No young woman wants to marry a boy, I wrote recently. And as one reader pointed out, no young man wants to marry a girl either.
That was the most commented, most referred, and most read post in a few weeks, and it merits another look. And as foolish as it may seem, I going to wade into deep waters here, and address the question of Christian young women and what they need to learn.
I’m not one, of course. But since about 70% of the students in the college where I teach are, I do have some observations.
Lots of other people have observations too. In a widely distributed post, Why You’re Not Married, television writer Tracey McMillan explains why so many 30-something females are still single. And while she is thinking of a different age group than I am, and while she is using much more colorful and anatomically correct language than I do, she sort of gets it. Thrice married, with a host of insecurities of her own, she is fairly realistic.
She writes, “You’re just going to need to get rid of the idea that marriage will make you happy. It won’t. Once the initial high wears off, you’ll just be you, except with twice as much laundry.”
But the problem, she believes is not with the guys, but with “a princess fantasy so universal, it built Disneyland.” Cue romance fiction, if that’s your genre. Or romantic comedies. Or fairy tales of every sort.
“The bottom line,” she writes, “is that marriage is just a long-term opportunity to practice loving someone even when they don’t deserve it.” And unmarried young women of a certain age, she believes, are unwilling to take that risk or make that sacrifice:
“When you have made up your mind to transform yourself into a person who is practicing being kind, deep, virtuous, truthful, giving, and most of all, accepting of your own dear self — you will find that you will experience the very thing you wanted all along.”
She nails it. Sort of. I understand the accepting of yourself part, up to a point. But Christians believe you find that grace outside yourself. The grace of God is bent down to us and we bend it out toward others. This transformation allows us to practice the forgiveness and forbearance marriage requires.
This is true for men and women both. So why might women, and Christian women in particular, be unable to practice this grace in regards to their relationships? Unwilling to choose it? Or, having made the choice, to accept its consequences?
Fear manifests itself long before marriage, either as a fear of getting married, or, perhaps worse, a fear of not getting married. (Christian communities put way too much pressure on young people to get married.) And fear causes young women to give too much and trust too little.
But the Apostle Peter tells us biblical women like Sarah had inner beauty because they “hoped in God” and “were not afraid of anything that was frightening.” Notice the connection.
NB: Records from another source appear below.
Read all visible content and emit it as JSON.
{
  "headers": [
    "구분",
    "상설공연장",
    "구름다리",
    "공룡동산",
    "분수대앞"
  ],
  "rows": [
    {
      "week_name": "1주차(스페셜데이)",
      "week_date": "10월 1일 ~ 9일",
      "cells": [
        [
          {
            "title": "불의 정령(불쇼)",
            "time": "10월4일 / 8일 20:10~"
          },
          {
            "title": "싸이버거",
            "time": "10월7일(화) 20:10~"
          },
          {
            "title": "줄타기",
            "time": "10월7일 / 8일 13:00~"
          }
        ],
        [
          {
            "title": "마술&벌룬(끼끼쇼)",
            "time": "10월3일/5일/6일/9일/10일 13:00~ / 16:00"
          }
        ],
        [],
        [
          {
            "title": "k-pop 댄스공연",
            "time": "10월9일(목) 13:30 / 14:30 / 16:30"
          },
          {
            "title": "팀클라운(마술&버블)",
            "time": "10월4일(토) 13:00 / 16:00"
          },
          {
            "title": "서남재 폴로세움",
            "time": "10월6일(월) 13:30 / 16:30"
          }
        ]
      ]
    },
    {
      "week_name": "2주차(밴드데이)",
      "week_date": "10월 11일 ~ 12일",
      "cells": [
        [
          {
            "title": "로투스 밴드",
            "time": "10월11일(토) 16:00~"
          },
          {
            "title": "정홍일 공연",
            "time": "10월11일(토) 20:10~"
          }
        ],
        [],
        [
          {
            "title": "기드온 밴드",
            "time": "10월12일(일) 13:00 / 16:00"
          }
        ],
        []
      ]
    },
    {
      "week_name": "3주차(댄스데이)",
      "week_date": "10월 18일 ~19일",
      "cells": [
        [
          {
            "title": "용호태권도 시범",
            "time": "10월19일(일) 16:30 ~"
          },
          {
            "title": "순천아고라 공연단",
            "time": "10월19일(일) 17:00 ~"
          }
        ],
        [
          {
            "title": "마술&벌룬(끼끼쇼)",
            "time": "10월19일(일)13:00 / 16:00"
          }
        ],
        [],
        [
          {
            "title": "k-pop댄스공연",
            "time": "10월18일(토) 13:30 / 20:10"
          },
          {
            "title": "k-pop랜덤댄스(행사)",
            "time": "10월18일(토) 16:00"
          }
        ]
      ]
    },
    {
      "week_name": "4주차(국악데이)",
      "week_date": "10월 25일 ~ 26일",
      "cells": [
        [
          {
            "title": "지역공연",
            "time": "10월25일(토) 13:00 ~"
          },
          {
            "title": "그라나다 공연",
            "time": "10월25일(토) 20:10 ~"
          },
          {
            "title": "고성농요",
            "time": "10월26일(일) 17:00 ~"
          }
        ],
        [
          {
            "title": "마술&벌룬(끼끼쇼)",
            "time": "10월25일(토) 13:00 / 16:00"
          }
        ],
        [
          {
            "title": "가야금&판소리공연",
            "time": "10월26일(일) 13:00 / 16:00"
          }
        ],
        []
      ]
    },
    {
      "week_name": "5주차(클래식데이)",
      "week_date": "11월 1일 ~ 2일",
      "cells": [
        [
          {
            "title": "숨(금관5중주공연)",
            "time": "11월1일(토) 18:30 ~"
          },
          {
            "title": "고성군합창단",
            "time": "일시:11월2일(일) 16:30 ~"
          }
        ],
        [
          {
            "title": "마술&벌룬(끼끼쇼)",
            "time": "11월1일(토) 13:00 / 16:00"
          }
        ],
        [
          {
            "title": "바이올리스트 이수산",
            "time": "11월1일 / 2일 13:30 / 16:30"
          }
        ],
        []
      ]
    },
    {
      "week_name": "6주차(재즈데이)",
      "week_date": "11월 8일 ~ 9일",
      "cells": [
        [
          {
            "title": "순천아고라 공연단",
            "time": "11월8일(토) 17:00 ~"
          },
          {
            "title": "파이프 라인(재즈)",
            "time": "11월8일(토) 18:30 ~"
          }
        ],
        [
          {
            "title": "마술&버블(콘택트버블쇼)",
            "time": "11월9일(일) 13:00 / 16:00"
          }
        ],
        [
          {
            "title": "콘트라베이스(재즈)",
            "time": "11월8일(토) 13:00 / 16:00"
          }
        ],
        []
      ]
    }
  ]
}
They weren’t afraid because they trusted God.
Sarah didn’t trust Abraham as much as she trusted God to work through him. In fact, she had better reasons than most to not trust him. And this, I think, is where Christian young women (and older ones too) really struggle.
They don’t trust God to bring them a husband or to work through their husbands or their marriage—so they take control, extending bad habits they practiced when they were dating: Half-truths. Manipulation. Control. Desperation.
Subtle, yes. Veiled in religious language, maybe. But they could have waited, trusting God. Instead they leave young men confused and uncertain, while they themselves remain unhappy and anxious.
Shame on their mothers and the older women in their churches who taught them to be that way. Or let them. And their fathers too, for that matter, who gave them no safe place to wait.
But even with godly mothers and fathers, they can still choose fear. And in any case they bear their own burden and their own sorrow. They carry their own responsibility to a gracious God.
I know many young women who are learning to trust the One who is their Father indeed. But frankly, transparent, contented young women are hard to come by. Yes, I know I’m generalizing. And yes, I know men are also full of themselves. Believe me, I know.
But growing up, for either gender, requires getting past our fears. Past our fantasies.
And past ourselves, resting at last in our Father’s love.